Objective Reality[edit]

Alfonso Caycedo looked into phenomenology after working in 1963-64 with the Swiss psychiatrist Binswanger (1881-1966) who had studied with Husserl and Heidegger. Phenomenology had a big impact on Sophrology. Some of the techniques in Sophrology suggest to look at things “as if for the first time”, with a neutral approach, listening to sensations with no judgement or expectations. Experiencing is key. Suggestion is left to a minimum to let each person experience the exercise in their own ways.

Key concepts are[edit]

  • a non-judgemental attitude: look at things with as “neutral” a look as possible, not using our previous knowledge or experience;
  • a beginner's mind: look at the world with a child’s mind, take it as it is;
  • acceptance: accept reality around us and others as they are, without ready-made ideas.
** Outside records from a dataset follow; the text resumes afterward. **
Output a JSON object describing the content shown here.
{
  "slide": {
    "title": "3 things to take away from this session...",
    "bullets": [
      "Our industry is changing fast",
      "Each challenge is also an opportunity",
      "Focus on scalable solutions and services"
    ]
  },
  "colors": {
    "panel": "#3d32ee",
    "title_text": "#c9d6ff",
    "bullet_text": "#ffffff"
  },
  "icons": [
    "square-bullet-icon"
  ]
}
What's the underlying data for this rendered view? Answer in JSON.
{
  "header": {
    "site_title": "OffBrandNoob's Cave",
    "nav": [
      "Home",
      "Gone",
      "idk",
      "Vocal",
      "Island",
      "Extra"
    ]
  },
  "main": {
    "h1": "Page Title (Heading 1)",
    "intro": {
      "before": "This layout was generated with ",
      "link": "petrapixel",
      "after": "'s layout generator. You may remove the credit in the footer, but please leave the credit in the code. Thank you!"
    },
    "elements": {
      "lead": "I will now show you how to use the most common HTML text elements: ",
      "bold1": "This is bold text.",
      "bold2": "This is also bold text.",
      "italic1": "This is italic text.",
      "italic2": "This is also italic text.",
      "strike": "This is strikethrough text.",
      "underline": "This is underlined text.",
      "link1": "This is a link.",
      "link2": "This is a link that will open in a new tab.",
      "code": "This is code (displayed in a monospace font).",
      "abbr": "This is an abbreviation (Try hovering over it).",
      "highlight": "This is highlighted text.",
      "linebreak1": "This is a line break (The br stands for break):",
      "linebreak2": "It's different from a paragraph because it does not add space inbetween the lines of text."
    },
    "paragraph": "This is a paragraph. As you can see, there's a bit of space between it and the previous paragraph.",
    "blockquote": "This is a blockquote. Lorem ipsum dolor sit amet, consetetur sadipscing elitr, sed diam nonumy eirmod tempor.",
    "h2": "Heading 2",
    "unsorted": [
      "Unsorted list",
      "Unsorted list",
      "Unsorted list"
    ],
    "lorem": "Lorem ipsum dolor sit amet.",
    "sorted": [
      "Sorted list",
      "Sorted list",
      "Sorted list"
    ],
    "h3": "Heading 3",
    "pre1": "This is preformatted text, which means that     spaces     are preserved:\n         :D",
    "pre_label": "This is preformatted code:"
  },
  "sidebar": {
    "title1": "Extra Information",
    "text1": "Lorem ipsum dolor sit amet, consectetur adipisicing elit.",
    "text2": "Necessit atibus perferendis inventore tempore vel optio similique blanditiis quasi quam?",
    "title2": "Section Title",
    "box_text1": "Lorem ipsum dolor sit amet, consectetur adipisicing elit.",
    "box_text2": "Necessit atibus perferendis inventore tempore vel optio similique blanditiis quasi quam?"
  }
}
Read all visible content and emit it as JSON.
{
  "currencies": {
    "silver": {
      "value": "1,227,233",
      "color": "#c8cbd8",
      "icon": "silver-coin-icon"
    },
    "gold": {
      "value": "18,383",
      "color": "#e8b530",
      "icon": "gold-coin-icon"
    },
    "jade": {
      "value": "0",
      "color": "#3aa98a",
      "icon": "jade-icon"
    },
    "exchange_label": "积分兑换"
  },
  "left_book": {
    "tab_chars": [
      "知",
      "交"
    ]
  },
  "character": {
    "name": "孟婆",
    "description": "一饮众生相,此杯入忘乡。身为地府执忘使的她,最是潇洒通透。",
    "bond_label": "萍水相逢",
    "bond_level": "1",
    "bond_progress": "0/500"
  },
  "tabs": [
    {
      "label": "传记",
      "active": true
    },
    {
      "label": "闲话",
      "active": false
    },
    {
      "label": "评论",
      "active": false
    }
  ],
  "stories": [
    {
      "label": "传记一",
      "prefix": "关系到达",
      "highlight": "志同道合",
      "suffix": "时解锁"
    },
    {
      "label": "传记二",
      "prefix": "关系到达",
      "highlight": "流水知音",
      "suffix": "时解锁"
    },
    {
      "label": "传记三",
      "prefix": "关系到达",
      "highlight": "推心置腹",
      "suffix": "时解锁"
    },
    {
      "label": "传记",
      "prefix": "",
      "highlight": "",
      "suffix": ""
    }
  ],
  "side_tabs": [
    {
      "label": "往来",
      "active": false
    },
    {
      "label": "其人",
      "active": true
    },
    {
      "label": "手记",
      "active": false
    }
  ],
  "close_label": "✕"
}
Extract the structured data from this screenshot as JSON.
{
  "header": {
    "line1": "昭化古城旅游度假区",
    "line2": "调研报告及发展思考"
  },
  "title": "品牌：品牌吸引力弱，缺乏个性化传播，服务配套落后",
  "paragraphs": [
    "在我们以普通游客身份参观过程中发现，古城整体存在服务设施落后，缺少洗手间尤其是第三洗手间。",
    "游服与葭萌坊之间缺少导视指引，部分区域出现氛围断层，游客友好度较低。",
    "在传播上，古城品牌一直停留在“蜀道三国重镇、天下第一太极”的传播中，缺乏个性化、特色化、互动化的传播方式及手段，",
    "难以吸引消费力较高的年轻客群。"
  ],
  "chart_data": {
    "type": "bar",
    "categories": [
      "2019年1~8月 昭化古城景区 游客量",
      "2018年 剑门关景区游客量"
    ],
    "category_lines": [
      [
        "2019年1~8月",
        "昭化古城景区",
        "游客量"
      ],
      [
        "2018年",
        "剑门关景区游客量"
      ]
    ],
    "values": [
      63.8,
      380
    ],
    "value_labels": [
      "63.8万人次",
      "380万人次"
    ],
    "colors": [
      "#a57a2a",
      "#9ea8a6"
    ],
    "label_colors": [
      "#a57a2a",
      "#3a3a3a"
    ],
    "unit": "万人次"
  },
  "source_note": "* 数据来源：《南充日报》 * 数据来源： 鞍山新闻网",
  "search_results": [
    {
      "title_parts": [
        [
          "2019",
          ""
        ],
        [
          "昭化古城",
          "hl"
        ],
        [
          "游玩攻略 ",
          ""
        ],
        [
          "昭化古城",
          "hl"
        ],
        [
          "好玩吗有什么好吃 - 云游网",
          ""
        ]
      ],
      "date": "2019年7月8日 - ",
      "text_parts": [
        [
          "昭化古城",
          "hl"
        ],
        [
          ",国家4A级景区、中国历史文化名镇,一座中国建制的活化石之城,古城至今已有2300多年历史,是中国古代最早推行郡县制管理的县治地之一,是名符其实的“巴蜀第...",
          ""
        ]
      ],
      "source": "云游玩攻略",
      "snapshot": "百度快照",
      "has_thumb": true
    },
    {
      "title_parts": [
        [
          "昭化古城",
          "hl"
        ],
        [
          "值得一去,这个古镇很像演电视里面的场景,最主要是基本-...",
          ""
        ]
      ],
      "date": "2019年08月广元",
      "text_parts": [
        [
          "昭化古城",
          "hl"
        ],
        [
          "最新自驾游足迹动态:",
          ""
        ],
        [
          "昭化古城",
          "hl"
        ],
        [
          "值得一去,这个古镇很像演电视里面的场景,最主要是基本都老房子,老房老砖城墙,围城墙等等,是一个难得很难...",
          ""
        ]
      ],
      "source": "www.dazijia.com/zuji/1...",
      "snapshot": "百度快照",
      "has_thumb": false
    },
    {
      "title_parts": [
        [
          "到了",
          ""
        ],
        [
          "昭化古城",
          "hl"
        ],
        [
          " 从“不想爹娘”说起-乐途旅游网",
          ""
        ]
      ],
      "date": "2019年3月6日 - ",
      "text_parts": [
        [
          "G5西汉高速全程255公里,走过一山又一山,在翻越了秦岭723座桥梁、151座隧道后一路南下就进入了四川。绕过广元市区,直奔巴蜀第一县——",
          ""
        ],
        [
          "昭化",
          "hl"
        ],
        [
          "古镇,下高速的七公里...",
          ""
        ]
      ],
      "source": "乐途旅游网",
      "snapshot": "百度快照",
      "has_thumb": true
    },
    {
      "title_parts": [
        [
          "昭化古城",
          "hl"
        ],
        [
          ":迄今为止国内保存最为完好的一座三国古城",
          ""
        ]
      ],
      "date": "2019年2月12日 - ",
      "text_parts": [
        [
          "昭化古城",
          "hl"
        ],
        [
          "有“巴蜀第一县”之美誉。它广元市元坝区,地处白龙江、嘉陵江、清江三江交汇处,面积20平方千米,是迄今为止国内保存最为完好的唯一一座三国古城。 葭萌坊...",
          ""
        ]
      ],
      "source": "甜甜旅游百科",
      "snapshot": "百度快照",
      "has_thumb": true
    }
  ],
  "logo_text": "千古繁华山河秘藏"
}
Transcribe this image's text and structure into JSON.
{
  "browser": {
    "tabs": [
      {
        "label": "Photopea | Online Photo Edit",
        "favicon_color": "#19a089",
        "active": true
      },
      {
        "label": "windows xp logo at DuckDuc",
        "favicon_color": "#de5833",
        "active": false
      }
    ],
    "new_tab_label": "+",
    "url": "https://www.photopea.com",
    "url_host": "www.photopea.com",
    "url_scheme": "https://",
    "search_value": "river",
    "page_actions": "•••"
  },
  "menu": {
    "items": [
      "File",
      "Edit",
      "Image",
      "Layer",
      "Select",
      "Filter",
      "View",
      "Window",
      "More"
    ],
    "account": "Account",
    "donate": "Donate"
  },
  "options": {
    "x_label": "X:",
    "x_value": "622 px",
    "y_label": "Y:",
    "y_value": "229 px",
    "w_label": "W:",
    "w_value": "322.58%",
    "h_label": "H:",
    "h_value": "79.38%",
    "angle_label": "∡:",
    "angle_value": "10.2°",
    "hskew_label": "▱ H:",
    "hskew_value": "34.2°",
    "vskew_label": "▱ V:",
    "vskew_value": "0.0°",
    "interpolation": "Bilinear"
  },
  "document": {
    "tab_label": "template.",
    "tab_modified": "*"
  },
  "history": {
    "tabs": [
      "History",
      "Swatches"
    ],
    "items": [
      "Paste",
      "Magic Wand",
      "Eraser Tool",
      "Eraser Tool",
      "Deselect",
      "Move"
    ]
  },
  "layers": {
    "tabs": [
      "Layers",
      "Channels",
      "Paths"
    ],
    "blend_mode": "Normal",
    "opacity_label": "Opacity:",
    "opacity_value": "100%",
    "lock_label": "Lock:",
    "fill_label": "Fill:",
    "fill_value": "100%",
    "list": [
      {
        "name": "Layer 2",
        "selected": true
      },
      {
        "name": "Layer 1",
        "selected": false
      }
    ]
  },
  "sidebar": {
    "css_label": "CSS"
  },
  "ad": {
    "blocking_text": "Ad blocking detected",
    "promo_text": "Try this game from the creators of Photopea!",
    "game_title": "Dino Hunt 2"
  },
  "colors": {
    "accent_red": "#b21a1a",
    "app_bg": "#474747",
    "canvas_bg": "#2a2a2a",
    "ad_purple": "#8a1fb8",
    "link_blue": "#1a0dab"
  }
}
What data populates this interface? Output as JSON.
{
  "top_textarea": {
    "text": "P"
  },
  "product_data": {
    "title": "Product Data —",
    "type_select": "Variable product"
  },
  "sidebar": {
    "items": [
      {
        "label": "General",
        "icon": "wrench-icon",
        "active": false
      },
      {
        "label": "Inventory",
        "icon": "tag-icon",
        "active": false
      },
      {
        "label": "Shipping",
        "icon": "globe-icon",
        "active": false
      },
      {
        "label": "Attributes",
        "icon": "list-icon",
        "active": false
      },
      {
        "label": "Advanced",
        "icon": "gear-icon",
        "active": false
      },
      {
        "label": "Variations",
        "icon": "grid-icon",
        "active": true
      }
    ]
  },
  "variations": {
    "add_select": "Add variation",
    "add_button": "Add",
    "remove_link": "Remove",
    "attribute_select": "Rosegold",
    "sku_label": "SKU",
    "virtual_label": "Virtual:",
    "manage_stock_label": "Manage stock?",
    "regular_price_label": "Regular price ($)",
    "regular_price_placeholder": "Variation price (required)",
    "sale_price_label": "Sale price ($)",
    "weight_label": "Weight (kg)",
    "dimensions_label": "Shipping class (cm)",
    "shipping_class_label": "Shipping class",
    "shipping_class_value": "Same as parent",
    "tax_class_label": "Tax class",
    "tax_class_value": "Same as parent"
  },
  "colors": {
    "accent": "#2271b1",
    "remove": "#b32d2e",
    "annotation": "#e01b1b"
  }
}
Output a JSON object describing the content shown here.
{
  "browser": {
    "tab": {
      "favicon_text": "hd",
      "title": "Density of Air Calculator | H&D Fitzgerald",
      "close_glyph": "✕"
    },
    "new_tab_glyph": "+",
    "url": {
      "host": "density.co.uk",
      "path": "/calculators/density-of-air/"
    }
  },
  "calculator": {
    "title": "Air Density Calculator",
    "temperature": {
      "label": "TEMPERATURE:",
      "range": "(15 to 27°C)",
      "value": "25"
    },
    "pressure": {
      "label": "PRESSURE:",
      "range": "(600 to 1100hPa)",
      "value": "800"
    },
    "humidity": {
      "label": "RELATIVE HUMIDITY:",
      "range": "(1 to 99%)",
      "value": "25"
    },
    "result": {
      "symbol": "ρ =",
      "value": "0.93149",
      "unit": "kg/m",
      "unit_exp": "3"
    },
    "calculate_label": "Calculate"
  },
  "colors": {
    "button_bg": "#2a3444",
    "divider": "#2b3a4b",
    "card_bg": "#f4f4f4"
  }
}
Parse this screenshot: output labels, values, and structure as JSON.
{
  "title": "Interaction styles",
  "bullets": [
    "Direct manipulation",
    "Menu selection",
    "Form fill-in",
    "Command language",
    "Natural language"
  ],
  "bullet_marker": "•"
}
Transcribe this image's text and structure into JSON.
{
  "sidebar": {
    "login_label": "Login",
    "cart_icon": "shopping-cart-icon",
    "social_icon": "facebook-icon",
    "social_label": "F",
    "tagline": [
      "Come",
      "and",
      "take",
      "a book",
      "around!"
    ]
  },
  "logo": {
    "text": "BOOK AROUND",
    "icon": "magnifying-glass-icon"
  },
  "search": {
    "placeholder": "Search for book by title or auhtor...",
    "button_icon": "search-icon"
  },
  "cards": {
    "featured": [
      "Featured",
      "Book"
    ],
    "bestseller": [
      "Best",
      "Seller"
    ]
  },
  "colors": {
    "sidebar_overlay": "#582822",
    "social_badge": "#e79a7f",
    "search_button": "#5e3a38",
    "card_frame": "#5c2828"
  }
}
Never assume.

Body Consciousness[edit]

Sophrology is about better understanding the body, about knowing oneself better, knowing one’s limits and accepting oneself, feeling fully alive here and now and living in good health in harmony between body and mind.

References[edit]

  1. ^ Cindy Chapelle: La Sophrologie pour Les Nuls http://widget.editis.com/first/9782754023191#page/1/mode/1up
  2. ^ Dr Raymond Abrezol: Vaincre par la Sophrologie
  3. ^ http://www.huffingtonpost.co.uk/paola-bassanese/are-you-stressed-have-you-tried-sophrology_b_3693839.html?
  4. ^ Patrick-André Chéné, Sophrologie - Tome 1 : Fondements et méthodologie (Preface and ethical code by Alfonso Caycedo), Ellébore Éditions, 1994 (ISBN 286898505X), Re-edited in 2008 (ISBN 2868989020)
  5. ^ Pascal Gautier: Découvrir la Sophrologie (InterEditions)

Further reading[edit]

Stephane Mery - Un Filet et Des Sports - ed. L'Harmattan, collection "Logiques Sociales" 2007, P.242 "Chaque equipe nationale a son preparateur mental (Sophrologie, visualisation...)." http://www.huffingtonpost.co.uk/paola-bassanese/are-you-stressed-have-you-tried-sophrology_b_3693839.html Paul Ranc, Le Bonheur a Tout Prix ? Éditions Contrastes, 2005 http://www.telegraph.co.uk/news/health/11049157/Alternative-health-sophrology.html

Bibliography[edit]

  • Patrick-André Chéné, Sophrologie - Tome 1 : Fondements et méthodologie (Preface and ethical code by Alfonso Caycedo), Ellébore Éditions, 1994 (ISBN 286898505X), Re-edited in 2008 (ISBN 2868989020)
  • Luc Audouin: La Sophrologie
  • Jean-Yves Pecollo:La Sophrologie
  • Sous la direction de Richard Esposito: Guide de Sophrologie Appliquée
  • Florence Parot: Instant Serenity for Life and Work: An Introduction to Sophrology
  • Patrick André-Chéné: An Introduction to Sophrology

See also[edit]